**AIM OF THE TASK:**
Each line containing the string "icon" should be copied out of the entries.

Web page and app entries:
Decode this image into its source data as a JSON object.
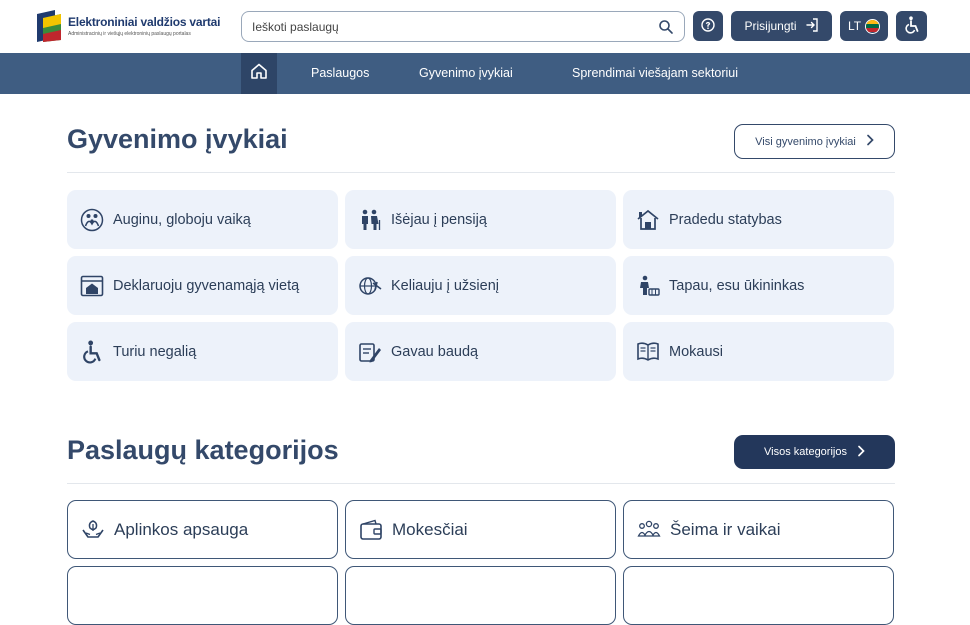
{
  "header": {
    "logo_title": "Elektroniniai valdžios vartai",
    "logo_subtitle": "Administracinių ir viešųjų elektroninių paslaugų portalas",
    "search_placeholder": "Ieškoti paslaugų",
    "login_label": "Prisijungti",
    "language_label": "LT"
  },
  "nav": {
    "items": [
      "Paslaugos",
      "Gyvenimo įvykiai",
      "Sprendimai viešajam sektoriui"
    ]
  },
  "life_events": {
    "title": "Gyvenimo įvykiai",
    "all_button": "Visi gyvenimo įvykiai",
    "cards": [
      {
        "label": "Auginu, globoju vaiką",
        "icon": "family-icon"
      },
      {
        "label": "Išėjau į pensiją",
        "icon": "elderly-couple-icon"
      },
      {
        "label": "Pradedu statybas",
        "icon": "house-building-icon"
      },
      {
        "label": "Deklaruoju gyvenamąją vietą",
        "icon": "address-declaration-icon"
      },
      {
        "label": "Keliauju į užsienį",
        "icon": "globe-plane-icon"
      },
      {
        "label": "Tapau, esu ūkininkas",
        "icon": "farmer-icon"
      },
      {
        "label": "Turiu negalią",
        "icon": "wheelchair-icon"
      },
      {
        "label": "Gavau baudą",
        "icon": "fine-document-icon"
      },
      {
        "label": "Mokausi",
        "icon": "book-icon"
      }
    ]
  },
  "categories": {
    "title": "Paslaugų kategorijos",
    "all_button": "Visos kategorijos",
    "cards": [
      {
        "label": "Aplinkos apsauga",
        "icon": "environment-hands-icon"
      },
      {
        "label": "Mokesčiai",
        "icon": "wallet-icon"
      },
      {
        "label": "Šeima ir vaikai",
        "icon": "family-group-icon"
      }
    ]
  },
  "colors": {
    "primary_dark": "#23375b",
    "nav_bar": "#3f5d82",
    "card_bg": "#edf2fa",
    "text": "#2c3e58"
  }
}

**FINAL ANSWER:**
        "icon": "family-icon"
        "icon": "elderly-couple-icon"
        "icon": "house-building-icon"
        "icon": "address-declaration-icon"
        "icon": "globe-plane-icon"
        "icon": "farmer-icon"
        "icon": "wheelchair-icon"
        "icon": "fine-document-icon"
        "icon": "book-icon"
        "icon": "environment-hands-icon"
        "icon": "wallet-icon"
        "icon": "family-group-icon"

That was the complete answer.